Travis Touchdown is a curious fellow. Heâ€™s a sleazy anti-hero of sorts, who lives in a dingy motel packed full of anime figurines and is on a mission to become #1 assassin by taking out the top 10 one by one. Pleasingly, thatâ€™s about as complex as the plot gets. You canâ€™t help but like him, even if deep down heâ€™s little more than a self-obsessed mass murderer, a little bit like TVâ€™s Dexter – a serial killer that only kills other serial killers.
The game itself is even more curious. Travis rides his flashy motorbike around the oddly deserted city of Santa Destroy picking up sub-missions and part time jobs (including lawn cutting, garbage collecting and… err, coconut foraging) but calling it a GTA clone would be way off the mark. There’s no shooting of innocents, car chases or anything of the sort – at best the city is just a glorified selection screen. Most missions take place in warehouses or other box-like environments, usually joined together by reams of corridors although there are often amusing surprises along the way. Once the next assassin on the list has been taken out it’s back to the streets to earn some money to pay off the next battle admission fee.
Now would probably be a good time to mention that No More Heroes is barking mad, which isnâ€™t a massive surprise seeing as itâ€™s from the minds behind Killer7. The menus are retro themed, as are many of the sound effects, while enemies satisfyingly explode into a shower of coins when vanquished. At the bottom of the screen thereâ€™s a little fruit machine – match three symbols and Travis can go mental, lobbing fireballs and jumping all over the place. Also, back at the motel you can watch music videos and play with Travisâ€™ cat, while saving a game is simply a case of visiting the nearest toilet.
A natty light sword just happens to be Travisâ€™ weapon of choice, which emits a familiar hum from the Wii remoteâ€™s speaker. You can also perform wresting moves by stunning an opponent then waving both the remote and nunchuk in the directions shown on the screen. Rather than attack by swinging the remote like a sword it instead merely picks up two stances – hold it up high for high attacks and down low for sweeping attacks. Itâ€™s a system that works pleasingly well and is all the better for being kept simple.

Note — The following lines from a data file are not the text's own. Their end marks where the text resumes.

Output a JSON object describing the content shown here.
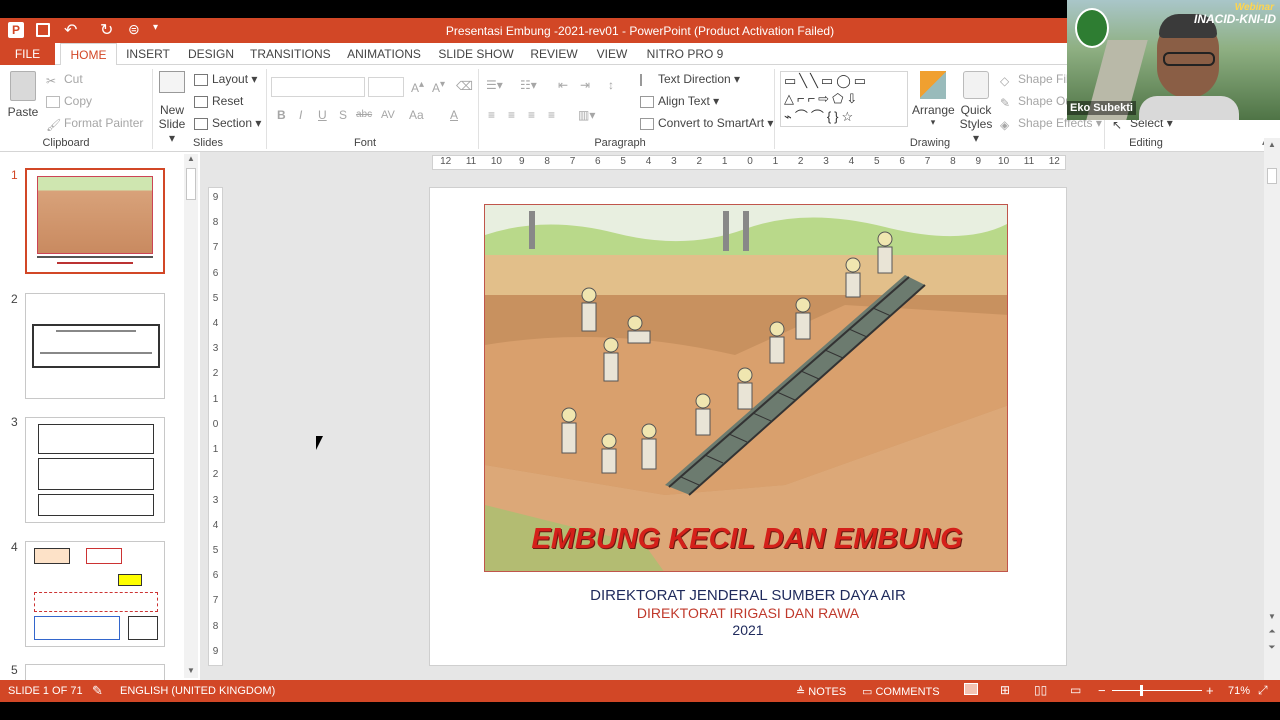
{
  "window": {
    "title": "Presentasi Embung -2021-rev01 -  PowerPoint (Product Activation Failed)"
  },
  "tabs": [
    "FILE",
    "HOME",
    "INSERT",
    "DESIGN",
    "TRANSITIONS",
    "ANIMATIONS",
    "SLIDE SHOW",
    "REVIEW",
    "VIEW",
    "NITRO PRO 9"
  ],
  "ribbon": {
    "clipboard": {
      "paste": "Paste",
      "cut": "Cut",
      "copy": "Copy",
      "format_painter": "Format Painter",
      "label": "Clipboard"
    },
    "slides": {
      "new_slide_1": "New",
      "new_slide_2": "Slide",
      "layout": "Layout",
      "reset": "Reset",
      "section": "Section",
      "label": "Slides"
    },
    "font": {
      "label": "Font",
      "bold": "B",
      "italic": "I",
      "underline": "U",
      "shadow": "S",
      "strike": "abc",
      "spacing": "AV",
      "case": "Aa",
      "color": "A"
    },
    "paragraph": {
      "text_direction": "Text Direction",
      "align_text": "Align Text",
      "convert": "Convert to SmartArt",
      "label": "Paragraph"
    },
    "drawing": {
      "arrange": "Arrange",
      "quick_1": "Quick",
      "quick_2": "Styles",
      "shape_fill": "Shape Fill",
      "shape_outline": "Shape Ou",
      "shape_effects": "Shape Effects",
      "label": "Drawing"
    },
    "editing": {
      "select": "Select",
      "label": "Editing"
    }
  },
  "ruler": {
    "h_ticks": [
      "12",
      "11",
      "10",
      "9",
      "8",
      "7",
      "6",
      "5",
      "4",
      "3",
      "2",
      "1",
      "0",
      "1",
      "2",
      "3",
      "4",
      "5",
      "6",
      "7",
      "8",
      "9",
      "10",
      "11",
      "12"
    ],
    "v_ticks": [
      "9",
      "8",
      "7",
      "6",
      "5",
      "4",
      "3",
      "2",
      "1",
      "0",
      "1",
      "2",
      "3",
      "4",
      "5",
      "6",
      "7",
      "8",
      "9"
    ]
  },
  "thumbnails": [
    {
      "num": "1",
      "selected": true
    },
    {
      "num": "2",
      "selected": false
    },
    {
      "num": "3",
      "selected": false
    },
    {
      "num": "4",
      "selected": false
    },
    {
      "num": "5",
      "selected": false
    }
  ],
  "slide": {
    "banner": "EMBUNG KECIL DAN EMBUNG",
    "line1": "DIREKTORAT JENDERAL SUMBER DAYA AIR",
    "line2": "DIREKTORAT IRIGASI DAN RAWA",
    "line3": "2021"
  },
  "status": {
    "slide_count": "SLIDE 1 OF 71",
    "language": "ENGLISH (UNITED KINGDOM)",
    "notes": "NOTES",
    "comments": "COMMENTS",
    "zoom": "71%"
  },
  "video": {
    "name": "Eko Subekti",
    "watermark_top": "Webinar",
    "watermark_main": "INACID-KNI-ID"
  },
  "colors": {
    "accent": "#d24726",
    "navy": "#1f2a5c",
    "banner_red": "#d4201a"
  }
}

Other good uses for the Wii remote include holding it up to your ear to take phone calls and shaking it to charge up the light sword in a rather perverse manner. Boss fights are inventive and with no indication as to where you next battle may take you, thereâ€™s always a reason to keep playing.